British Cycling Gets Slippery Fast With Ducts And Chevrons?
Recently published patent-applications have alluded to some surprising experimentation with aerodynamics on the part of Great Britain’s “Secret Squirrel Club.” With Rio looming on the Olympic horizon, British Cycling and UK Cycle Sports continue to stretch for gold. Get your fill of fast-and-slippery technology after the break…
Our friends over at Road.cc have discovered these unorthodox aero designs filed by UK Sport on behalf of the English Institute of Sport. The application reportedly states the “flow of air from the rear of the helmet significantly improves the airflow patterns down the back of the rider, thus reducing drag.” There is also mention of a battery powered impeller that would be located within the ductwork to “assist the air flow through ducts.” The UCI’s potential response to this technology will be a matter of debate.
Laminar flow is the uninhibited passing of a fluid over a body resulting in no turbulence of said fluid. This is the core principle of much aero technology, both on and off the bike. Boeing is making fuel-efficient strides in utilizing a perforated tail on their new 777X, and this is speculated to be the same principle used by British Cycling in their ducted helmet.

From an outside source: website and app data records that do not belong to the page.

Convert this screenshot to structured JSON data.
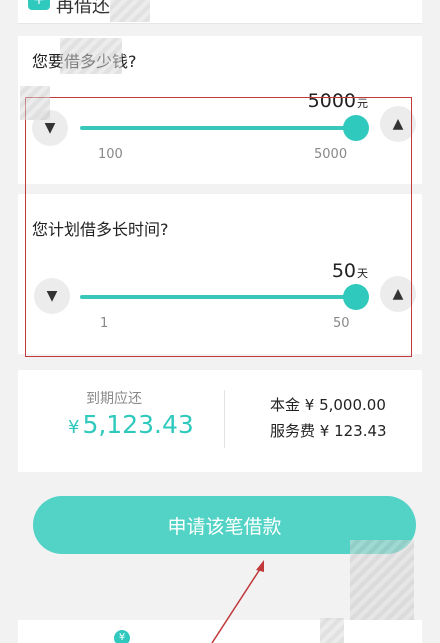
{
  "header": {
    "app_name": "再借还",
    "logo_icon": "plus-icon"
  },
  "amount": {
    "question": "您要借多少钱?",
    "value": "5000",
    "unit": "元",
    "min_label": "100",
    "max_label": "5000",
    "decrease_symbol": "▼",
    "increase_symbol": "▲",
    "level": 1.0
  },
  "term": {
    "question": "您计划借多长时间?",
    "value": "50",
    "unit": "天",
    "min_label": "1",
    "max_label": "50",
    "decrease_symbol": "▼",
    "increase_symbol": "▲",
    "level": 1.0
  },
  "summary": {
    "due_label": "到期应还",
    "currency": "¥",
    "due_amount": "5,123.43",
    "principal": "本金 ¥ 5,000.00",
    "service_fee": "服务费 ¥ 123.43"
  },
  "apply_button": "申请该笔借款",
  "bottom": {
    "coin_symbol": "¥"
  },
  "colors": {
    "accent": "#2fc9bd",
    "annotation": "#c0393b"
  }
}
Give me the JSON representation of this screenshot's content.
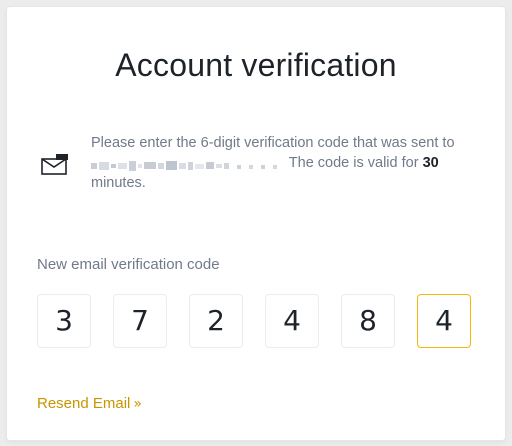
{
  "title": "Account verification",
  "description": {
    "prefix": "Please enter the 6-digit verification code that was sent to",
    "email_masked": "",
    "middle": " The code is valid for ",
    "duration": "30",
    "suffix": "minutes."
  },
  "code_label": "New email verification code",
  "code_digits": [
    "3",
    "7",
    "2",
    "4",
    "8",
    "4"
  ],
  "active_index": 5,
  "resend_label": "Resend Email",
  "resend_chevron": "»",
  "icons": {
    "mail": "mail-icon",
    "resend": "double-chevron-right-icon"
  },
  "colors": {
    "accent": "#F0B90B",
    "link": "#C99400",
    "text": "#1E2329",
    "muted": "#707A8A",
    "border": "#EAECEF"
  }
}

The “how” is not fully understood, but one aspect of the perforation/exhaust-outlet technology is: by “ingesting the turbulent layer of air through the [perforations/vents], the overall drag over the [affected body] is reduced.” (Wired, Nov 2013) This is seen, theoretically, in both the 777X and the ducted helmet.
With a cyclist’s body being the greatest contributor to drag, the skinsuit is consistently the subject of much aerodynamic attention. The second half of these patent applications employ unique “kicks” in the form of chevrons that are positioned on the cyclist’s arms’ trailing-edge. These chevrons are either plastic pieces attached to the skinsuit, post-production, or by heat-moulding of the suit itself.
Quoted in the Telegraph, inventor/engineer Robert Lewis of aerodynamics consultancy TotalSim, which works with UK Sport, stated, “It has been found that in cycling, air to the rear of an arm or leg flows upwards along the arm or leg and is a significant cause of overall drag on the cyclist…By including an air flow disruption device on the rear of the arm or leg, this flow is broken up, reducing the overall drag.” Whether these technologies, still in development stages, see production or competition (or even Olympic gold) remains to be seen. But the British Cycling Team still has some time before their flight leaves for Rio.